Causes of Migraine
Migraine is a complex condition with many potential causes. It is believed to be caused by changes in the brain’s chemistry and nerve activity, which various factors can trigger. Some of the most common triggers include:
Stress is a well-known trigger for migraines. Emotional stress, physical stress, and lack of sleep can all contribute to the onset of migraines. Therefore, a proper sleep schedule is essential.
Migraines are more common in women than men, and many women experience migraines during their menstrual cycle. This is due to the fluctuation in estrogen levels, which can trigger a migraine attack.
Exposure to certain environmental factors, such as bright lights, loud noises, strong smells, and weather changes, can trigger migraines.
Migraines tend to run in families, implying a genetic aspect as well.
Role of Diet
Diet plays a significant role in preventing or triggering migraines. Certain foods have been shown to trigger migraine attacks in some individuals, while others have been found to help prevent them. Here are some of the most common dietary triggers and preventatives for migraines:
Certain foods such as aged cheese, chocolate, alcohol, caffeine, and processed foods can trigger migraines in some people. It is essential to identify your trigger foods and avoid them.
Magnesium is an essential mineral that aids in regulating nerve and muscle function. Studies have shown that magnesium deficiency can contribute to migraines. Foods rich in magnesium include spinach, almonds, avocado, and dark chocolate.
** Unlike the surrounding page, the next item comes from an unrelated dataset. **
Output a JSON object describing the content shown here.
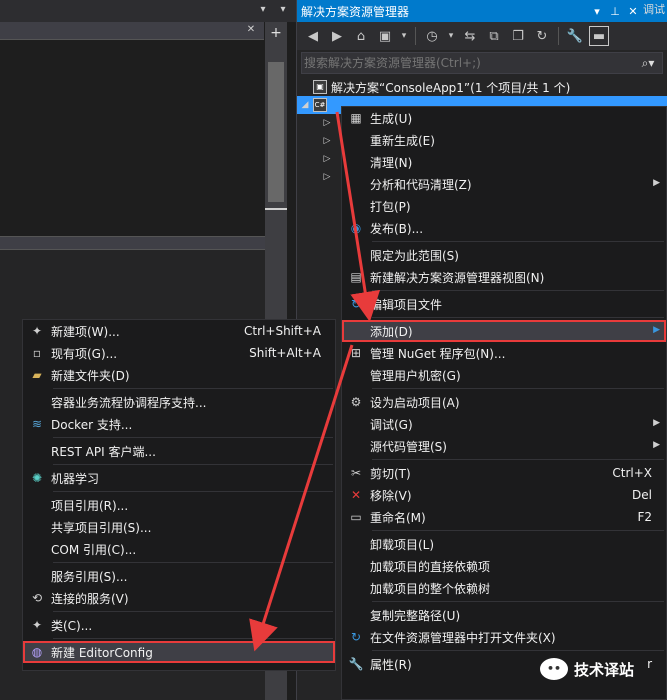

Dehydration is a common trigger for migraines. Drinking plenty of water and staying hydrated can help prevent migraine attacks.
Omega-3 Fatty Acids
Omega-3 fatty acids have been found to reduce inflammation in the body, which can help prevent migraines. Foods rich in omega-3 fatty acids include fatty fish, flaxseed, and chia seeds.
In conclusion, migraines are complex neurological disorders that various factors can trigger. While the exact causes of migraines are still unclear, a growing body of research has shown that diet plays a significant role in managing this condition.
By identifying your trigger foods and incorporating migraine-preventative foods into your diet, you can reduce the frequency and severity of your migraine attacks. Prevention is vital, and a healthy diet is essential for overall well-being, not just for managing migraines.